Q: How do you know the results were rigged?

A: The reason these numbers were totally, immediately suspicious was not necessarily the votes for Ahmadinejad, or Mousavi. It was the numbers for a third candidate, Mr. (Mehdi) Karroubi ... They gave him only about 300,000 votes. He has that many campaign volunteers! ... It was just a real attempt to denigrate and humiliate him. ...

Q: What do you think will happen next?

A: The decision to crack down in such a violent and haphazard way says that these guys don't even know what the endgame will be ... The reality that the majority of the population of Iran is opposed to this government is clear. These opponents are the children of the revolution, the founders and pillars of the Islamic Republic. There's a very intense political struggle at the top layer of the country. ... But any expectation that the (Ahmadinejad) government is going to collapse is not going to hold. Because what you have are two coalitions engaged in a very serious discussion behind closed doors over the direction of the country. And they are both very robust.

Q: How have you been following the events?

A: Online. I read Iranian newspapers, blogs, I have a Facebook page, I call people, I do Skype. Means of communication have become harder, but they're not blocked completely.

Q: President Barack Obama has been criticized for not speaking out more strongly for the opposition. What do you think?

A: Obama has struck exactly the right tone so far. I think for the first time in a very long time an American president understands Iran ... He has made this very open argument that because of the tortured history with Iran, the U.S. cannot be seen as meddling or taking sides ... I am 100 percent sure that Mr. Mousavi does not want Mr. Obama's public support ... Mr. Obama has taken a very wise stance by condemning the violence that has occurred in Iran and saying to Iranian leaders “;the world is watching you.”; He's essentially saying that “;your power grab is nakedly in front of the world and the loss of the legitimacy among the Iranian people is also plain to see.”;

Q: But how then does the U.S. recognize Ahmadinejad's rule?

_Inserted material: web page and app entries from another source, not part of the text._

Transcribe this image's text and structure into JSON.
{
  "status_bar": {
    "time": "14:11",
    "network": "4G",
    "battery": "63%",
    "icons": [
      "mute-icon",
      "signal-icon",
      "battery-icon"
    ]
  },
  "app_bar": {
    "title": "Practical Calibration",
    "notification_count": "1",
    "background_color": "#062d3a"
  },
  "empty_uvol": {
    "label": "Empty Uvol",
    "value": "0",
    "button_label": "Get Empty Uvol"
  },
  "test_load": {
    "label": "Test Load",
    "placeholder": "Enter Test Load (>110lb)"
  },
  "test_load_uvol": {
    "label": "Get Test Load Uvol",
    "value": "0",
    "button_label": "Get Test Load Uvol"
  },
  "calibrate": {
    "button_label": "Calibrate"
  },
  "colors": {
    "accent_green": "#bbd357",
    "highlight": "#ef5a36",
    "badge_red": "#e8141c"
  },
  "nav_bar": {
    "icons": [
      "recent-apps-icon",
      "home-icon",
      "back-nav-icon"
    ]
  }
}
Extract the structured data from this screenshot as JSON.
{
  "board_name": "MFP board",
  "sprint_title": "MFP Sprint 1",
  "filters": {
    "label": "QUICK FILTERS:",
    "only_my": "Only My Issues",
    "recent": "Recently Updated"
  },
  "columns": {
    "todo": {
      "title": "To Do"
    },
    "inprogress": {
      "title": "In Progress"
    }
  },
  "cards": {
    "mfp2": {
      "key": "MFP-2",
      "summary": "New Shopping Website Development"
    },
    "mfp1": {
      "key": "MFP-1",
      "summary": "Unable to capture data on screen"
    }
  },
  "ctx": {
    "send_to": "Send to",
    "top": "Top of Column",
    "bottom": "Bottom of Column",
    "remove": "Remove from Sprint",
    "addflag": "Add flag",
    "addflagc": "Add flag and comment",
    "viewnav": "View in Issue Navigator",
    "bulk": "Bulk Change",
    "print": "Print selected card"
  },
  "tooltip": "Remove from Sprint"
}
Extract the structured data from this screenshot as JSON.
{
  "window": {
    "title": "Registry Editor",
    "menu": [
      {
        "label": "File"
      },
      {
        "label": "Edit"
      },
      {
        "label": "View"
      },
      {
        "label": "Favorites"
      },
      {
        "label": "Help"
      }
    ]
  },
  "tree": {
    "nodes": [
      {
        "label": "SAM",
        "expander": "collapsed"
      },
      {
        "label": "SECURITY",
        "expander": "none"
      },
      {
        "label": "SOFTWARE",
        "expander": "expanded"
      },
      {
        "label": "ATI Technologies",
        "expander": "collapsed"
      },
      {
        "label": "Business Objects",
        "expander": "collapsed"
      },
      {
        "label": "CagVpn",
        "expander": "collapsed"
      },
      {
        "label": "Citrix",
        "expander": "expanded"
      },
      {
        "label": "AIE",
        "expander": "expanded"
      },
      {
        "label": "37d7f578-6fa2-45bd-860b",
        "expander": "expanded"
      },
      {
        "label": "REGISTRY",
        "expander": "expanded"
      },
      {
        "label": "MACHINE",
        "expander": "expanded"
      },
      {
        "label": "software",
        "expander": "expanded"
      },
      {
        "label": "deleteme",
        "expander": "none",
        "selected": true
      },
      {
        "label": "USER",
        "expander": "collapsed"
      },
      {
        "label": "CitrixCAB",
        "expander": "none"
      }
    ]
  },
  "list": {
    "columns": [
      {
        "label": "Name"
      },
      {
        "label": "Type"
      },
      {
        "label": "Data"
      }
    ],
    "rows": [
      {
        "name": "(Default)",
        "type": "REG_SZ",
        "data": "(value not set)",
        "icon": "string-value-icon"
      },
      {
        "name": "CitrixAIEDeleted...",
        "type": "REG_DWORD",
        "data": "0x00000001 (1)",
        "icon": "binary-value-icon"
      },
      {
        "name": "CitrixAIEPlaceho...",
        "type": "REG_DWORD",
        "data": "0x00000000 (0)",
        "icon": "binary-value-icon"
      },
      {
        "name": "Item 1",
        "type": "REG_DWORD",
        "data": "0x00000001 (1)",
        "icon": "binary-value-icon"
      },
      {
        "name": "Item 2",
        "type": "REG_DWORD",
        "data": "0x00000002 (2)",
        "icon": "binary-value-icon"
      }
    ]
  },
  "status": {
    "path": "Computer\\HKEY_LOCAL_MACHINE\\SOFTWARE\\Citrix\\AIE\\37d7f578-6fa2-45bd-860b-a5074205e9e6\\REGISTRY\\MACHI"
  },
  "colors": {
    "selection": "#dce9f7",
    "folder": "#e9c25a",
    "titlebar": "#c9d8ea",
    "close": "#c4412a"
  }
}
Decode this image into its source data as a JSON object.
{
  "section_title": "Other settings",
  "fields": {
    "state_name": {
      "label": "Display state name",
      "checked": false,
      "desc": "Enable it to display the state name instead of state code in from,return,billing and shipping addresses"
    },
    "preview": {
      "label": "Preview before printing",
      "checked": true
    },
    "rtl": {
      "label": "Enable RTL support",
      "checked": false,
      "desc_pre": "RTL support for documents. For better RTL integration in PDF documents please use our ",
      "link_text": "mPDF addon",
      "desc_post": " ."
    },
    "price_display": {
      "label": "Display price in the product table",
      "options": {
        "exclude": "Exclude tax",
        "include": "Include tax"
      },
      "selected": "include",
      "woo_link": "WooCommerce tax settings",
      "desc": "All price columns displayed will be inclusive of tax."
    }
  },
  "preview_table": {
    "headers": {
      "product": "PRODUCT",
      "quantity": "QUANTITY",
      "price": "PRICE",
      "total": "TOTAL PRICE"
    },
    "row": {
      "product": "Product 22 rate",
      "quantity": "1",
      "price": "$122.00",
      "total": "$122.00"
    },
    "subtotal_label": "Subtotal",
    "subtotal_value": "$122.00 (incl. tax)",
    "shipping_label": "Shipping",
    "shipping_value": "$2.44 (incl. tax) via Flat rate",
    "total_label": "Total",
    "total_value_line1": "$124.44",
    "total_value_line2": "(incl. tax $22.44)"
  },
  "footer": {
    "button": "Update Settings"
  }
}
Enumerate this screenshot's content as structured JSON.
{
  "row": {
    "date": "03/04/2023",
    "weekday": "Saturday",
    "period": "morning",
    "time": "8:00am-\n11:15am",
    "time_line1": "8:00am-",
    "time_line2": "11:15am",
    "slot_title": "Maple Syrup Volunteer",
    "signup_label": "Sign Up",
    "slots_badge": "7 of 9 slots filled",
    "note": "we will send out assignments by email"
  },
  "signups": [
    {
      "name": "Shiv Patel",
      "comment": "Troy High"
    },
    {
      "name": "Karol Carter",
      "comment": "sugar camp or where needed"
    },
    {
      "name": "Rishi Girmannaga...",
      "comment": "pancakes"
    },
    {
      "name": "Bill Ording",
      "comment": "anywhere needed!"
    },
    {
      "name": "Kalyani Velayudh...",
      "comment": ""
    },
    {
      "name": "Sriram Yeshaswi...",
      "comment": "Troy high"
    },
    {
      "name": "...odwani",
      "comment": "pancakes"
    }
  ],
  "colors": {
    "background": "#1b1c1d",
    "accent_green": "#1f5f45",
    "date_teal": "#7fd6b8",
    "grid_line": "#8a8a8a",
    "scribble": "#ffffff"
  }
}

A: It's not the first time. That's American foreign policy. The question is not whether the United States engages illegitimate governments or repressive governments. The United States does, all the time. The question is specifically about engagement with Iran. Before this election, the U.S. sent a message to Iran about engagement on the nuclear issues, and the issue is now what to do? Slow down that offer of negotiation? Sanction the current government? ... Mr. Obama doesn't really have to do anything at this point, except to express outrage and to explain why the United States is not involved, which he has done, in ways that are very accurate. I would give him tremendous kudos for the way he has handled the situation.

Farideh Farhi's article, “;On Miscalculating an Election,”; can be seen at http://hsblinks.com/dv.